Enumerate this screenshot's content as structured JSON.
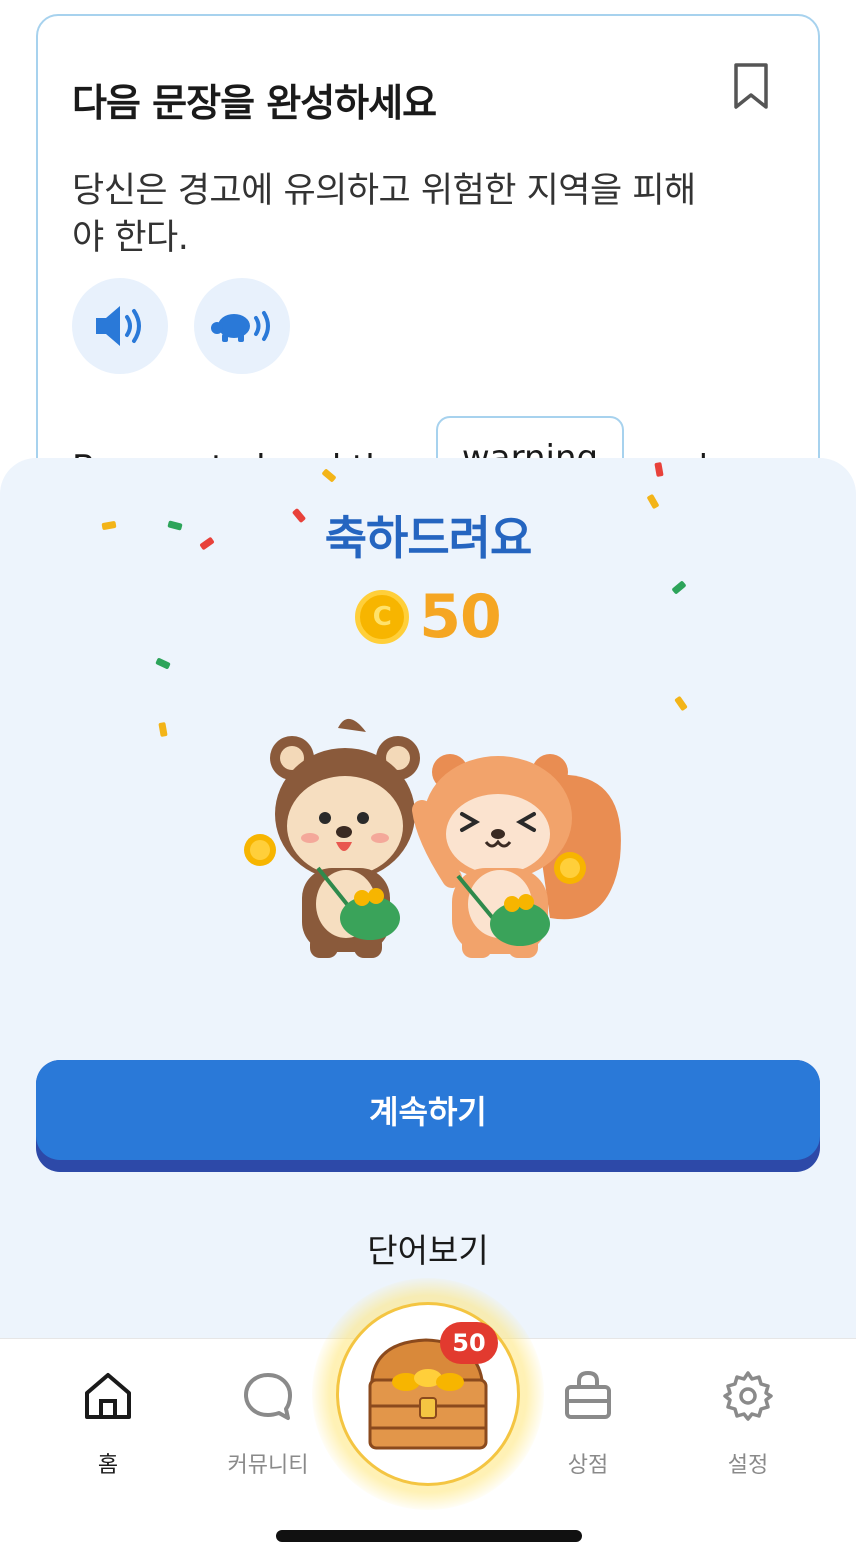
{
  "card": {
    "title": "다음 문장을 완성하세요",
    "prompt": "당신은 경고에 유의하고 위험한 지역을 피해야 한다.",
    "sentence_before": "Be sure to heed the",
    "answer": "warning",
    "sentence_after": "and"
  },
  "sheet": {
    "title": "축하드려요",
    "reward_amount": "50",
    "continue_label": "계속하기",
    "word_view_label": "단어보기"
  },
  "tabs": {
    "home": "홈",
    "community": "커뮤니티",
    "shop": "상점",
    "settings": "설정",
    "chest_badge": "50"
  },
  "colors": {
    "accent": "#2a79d8",
    "title": "#2565c0",
    "coin": "#f5a623",
    "badge": "#e23a2f"
  },
  "icons": [
    "bookmark-icon",
    "speaker-icon",
    "turtle-speaker-icon",
    "coin-icon",
    "home-icon",
    "chat-icon",
    "treasure-chest-icon",
    "bag-icon",
    "gear-icon"
  ]
}
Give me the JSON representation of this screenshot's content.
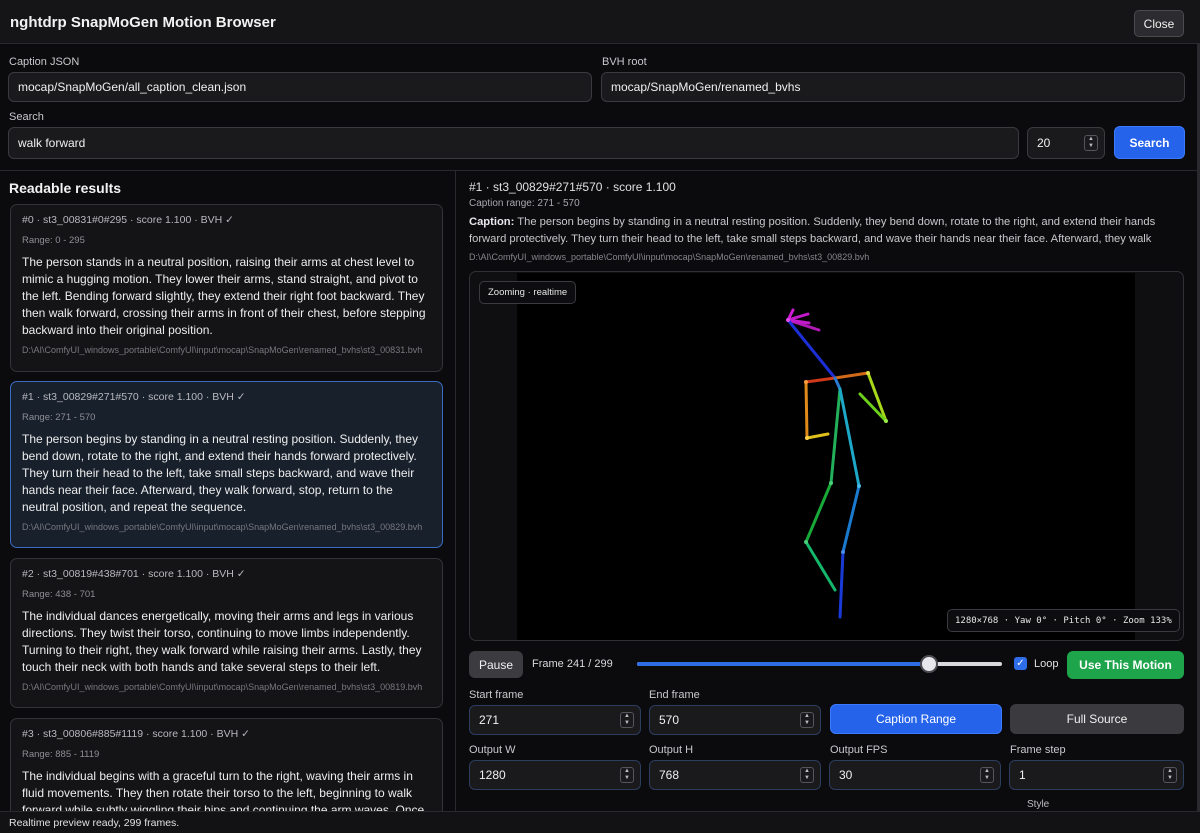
{
  "window": {
    "title": "nghtdrp SnapMoGen Motion Browser",
    "close_label": "Close"
  },
  "inputs": {
    "caption_json_label": "Caption JSON",
    "caption_json_value": "mocap/SnapMoGen/all_caption_clean.json",
    "bvh_root_label": "BVH root",
    "bvh_root_value": "mocap/SnapMoGen/renamed_bvhs",
    "search_label": "Search",
    "search_value": "walk forward",
    "limit_value": "20",
    "search_button": "Search"
  },
  "results": {
    "title": "Readable results",
    "items": [
      {
        "head": "#0 · st3_00831#0#295 · score 1.100 · BVH ✓",
        "range": "Range: 0 - 295",
        "text": "The person stands in a neutral position, raising their arms at chest level to mimic a hugging motion. They lower their arms, stand straight, and pivot to the left. Bending forward slightly, they extend their right foot backward. They then walk forward, crossing their arms in front of their chest, before stepping backward into their original position.",
        "path": "D:\\AI\\ComfyUI_windows_portable\\ComfyUI\\input\\mocap\\SnapMoGen\\renamed_bvhs\\st3_00831.bvh"
      },
      {
        "head": "#1 · st3_00829#271#570 · score 1.100 · BVH ✓",
        "range": "Range: 271 - 570",
        "text": "The person begins by standing in a neutral resting position. Suddenly, they bend down, rotate to the right, and extend their hands forward protectively. They turn their head to the left, take small steps backward, and wave their hands near their face. Afterward, they walk forward, stop, return to the neutral position, and repeat the sequence.",
        "path": "D:\\AI\\ComfyUI_windows_portable\\ComfyUI\\input\\mocap\\SnapMoGen\\renamed_bvhs\\st3_00829.bvh"
      },
      {
        "head": "#2 · st3_00819#438#701 · score 1.100 · BVH ✓",
        "range": "Range: 438 - 701",
        "text": "The individual dances energetically, moving their arms and legs in various directions. They twist their torso, continuing to move limbs independently. Turning to their right, they walk forward while raising their arms. Lastly, they touch their neck with both hands and take several steps to their left.",
        "path": "D:\\AI\\ComfyUI_windows_portable\\ComfyUI\\input\\mocap\\SnapMoGen\\renamed_bvhs\\st3_00819.bvh"
      },
      {
        "head": "#3 · st3_00806#885#1119 · score 1.100 · BVH ✓",
        "range": "Range: 885 - 1119",
        "text": "The individual begins with a graceful turn to the right, waving their arms in fluid movements. They then rotate their torso to the left, beginning to walk forward while subtly wiggling their hips and continuing the arm waves. Once",
        "path": ""
      }
    ]
  },
  "detail": {
    "head": "#1 · st3_00829#271#570 · score 1.100",
    "range": "Caption range: 271 - 570",
    "caption_label": "Caption:",
    "caption_text": "The person begins by standing in a neutral resting position. Suddenly, they bend down, rotate to the right, and extend their hands forward protectively. They turn their head to the left, take small steps backward, and wave their hands near their face. Afterward, they walk",
    "path": "D:\\AI\\ComfyUI_windows_portable\\ComfyUI\\input\\mocap\\SnapMoGen\\renamed_bvhs\\st3_00829.bvh"
  },
  "viewer": {
    "mode_badge": "Zooming · realtime",
    "hud": "1280×768 · Yaw 0° · Pitch 0° · Zoom 133%"
  },
  "playback": {
    "pause_label": "Pause",
    "frame_text": "Frame 241 / 299",
    "progress": 0.8,
    "loop_label": "Loop",
    "loop_checked": true,
    "use_motion_label": "Use This Motion"
  },
  "params": {
    "start_frame_label": "Start frame",
    "start_frame_value": "271",
    "end_frame_label": "End frame",
    "end_frame_value": "570",
    "caption_range_button": "Caption Range",
    "full_source_button": "Full Source",
    "output_w_label": "Output W",
    "output_w_value": "1280",
    "output_h_label": "Output H",
    "output_h_value": "768",
    "output_fps_label": "Output FPS",
    "output_fps_value": "30",
    "frame_step_label": "Frame step",
    "frame_step_value": "1",
    "style_label": "Style"
  },
  "status": {
    "text": "Realtime preview ready, 299 frames."
  },
  "colors": {
    "accent": "#2563eb",
    "success": "#1ea44a"
  }
}
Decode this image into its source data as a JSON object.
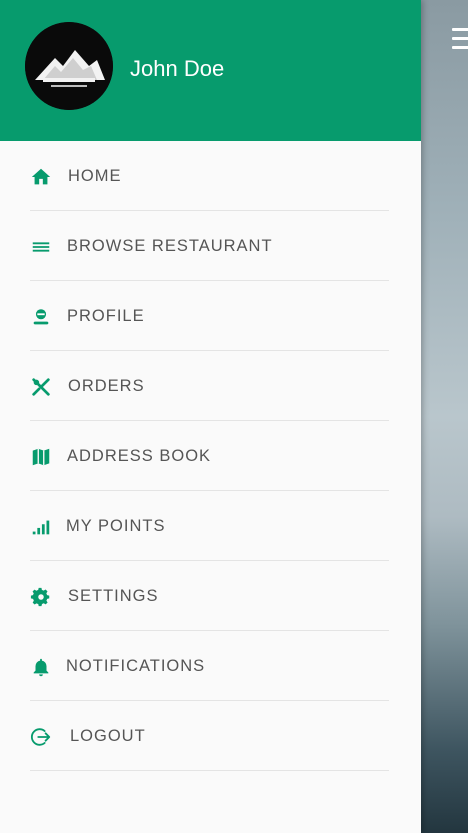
{
  "user": {
    "name": "John Doe"
  },
  "menu": [
    {
      "label": "HOME",
      "icon": "home-icon"
    },
    {
      "label": "BROWSE RESTAURANT",
      "icon": "menu-lines-icon"
    },
    {
      "label": "PROFILE",
      "icon": "person-icon"
    },
    {
      "label": "ORDERS",
      "icon": "utensils-icon"
    },
    {
      "label": "ADDRESS BOOK",
      "icon": "map-icon"
    },
    {
      "label": "MY POINTS",
      "icon": "signal-bars-icon"
    },
    {
      "label": "SETTINGS",
      "icon": "gear-icon"
    },
    {
      "label": "NOTIFICATIONS",
      "icon": "bell-icon"
    },
    {
      "label": "LOGOUT",
      "icon": "logout-icon"
    }
  ],
  "colors": {
    "accent": "#079b6d",
    "text": "#555555",
    "divider": "#e4e4e4"
  }
}
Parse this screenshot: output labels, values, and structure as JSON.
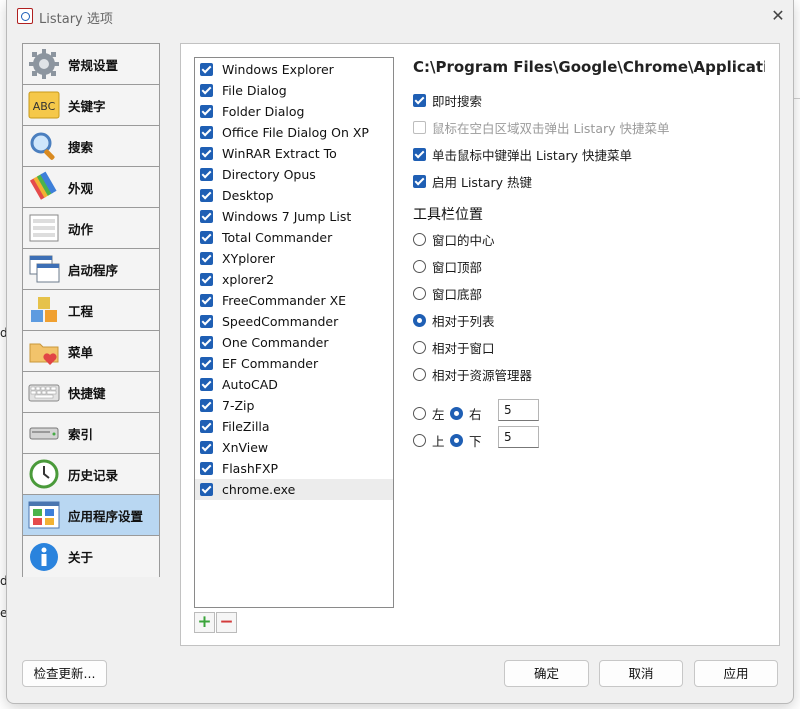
{
  "window": {
    "title": "Listary 选项"
  },
  "background": {
    "fragments": [
      "d",
      "d.",
      "e"
    ]
  },
  "sidebar": {
    "items": [
      {
        "label": "常规设置",
        "icon": "gear-icon"
      },
      {
        "label": "关键字",
        "icon": "abc-icon"
      },
      {
        "label": "搜索",
        "icon": "magnifier-icon"
      },
      {
        "label": "外观",
        "icon": "palette-icon"
      },
      {
        "label": "动作",
        "icon": "action-list-icon"
      },
      {
        "label": "启动程序",
        "icon": "windows-icon"
      },
      {
        "label": "工程",
        "icon": "cubes-icon"
      },
      {
        "label": "菜单",
        "icon": "folder-heart-icon"
      },
      {
        "label": "快捷键",
        "icon": "keyboard-icon"
      },
      {
        "label": "索引",
        "icon": "drive-icon"
      },
      {
        "label": "历史记录",
        "icon": "clock-icon"
      },
      {
        "label": "应用程序设置",
        "icon": "app-grid-icon",
        "active": true
      },
      {
        "label": "关于",
        "icon": "info-icon"
      }
    ]
  },
  "apps": {
    "items": [
      "Windows Explorer",
      "File Dialog",
      "Folder Dialog",
      "Office File Dialog On XP",
      "WinRAR Extract To",
      "Directory Opus",
      "Desktop",
      "Windows 7 Jump List",
      "Total Commander",
      "XYplorer",
      "xplorer2",
      "FreeCommander XE",
      "SpeedCommander",
      "One Commander",
      "EF Commander",
      "AutoCAD",
      "7-Zip",
      "FileZilla",
      "XnView",
      "FlashFXP",
      "chrome.exe"
    ],
    "selected": "chrome.exe",
    "add_icon": "plus-icon",
    "remove_icon": "minus-icon"
  },
  "settings": {
    "path": "C:\\Program Files\\Google\\Chrome\\Applicatio...",
    "options": [
      {
        "label": "即时搜索",
        "checked": true,
        "enabled": true
      },
      {
        "label": "鼠标在空白区域双击弹出 Listary 快捷菜单",
        "checked": false,
        "enabled": false
      },
      {
        "label": "单击鼠标中键弹出 Listary 快捷菜单",
        "checked": true,
        "enabled": true
      },
      {
        "label": "启用 Listary 热键",
        "checked": true,
        "enabled": true
      }
    ],
    "toolbar_position": {
      "title": "工具栏位置",
      "options": [
        "窗口的中心",
        "窗口顶部",
        "窗口底部",
        "相对于列表",
        "相对于窗口",
        "相对于资源管理器"
      ],
      "selected": "相对于列表"
    },
    "horizontal": {
      "left": "左",
      "right": "右",
      "selected": "右",
      "value": "5"
    },
    "vertical": {
      "top": "上",
      "bottom": "下",
      "selected": "下",
      "value": "5"
    }
  },
  "buttons": {
    "check_update": "检查更新...",
    "ok": "确定",
    "cancel": "取消",
    "apply": "应用"
  },
  "colors": {
    "accent": "#1f5fb4",
    "selected_nav": "#b9d7f2"
  }
}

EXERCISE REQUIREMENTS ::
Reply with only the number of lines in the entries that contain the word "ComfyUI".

TASK OUTPUT ::
4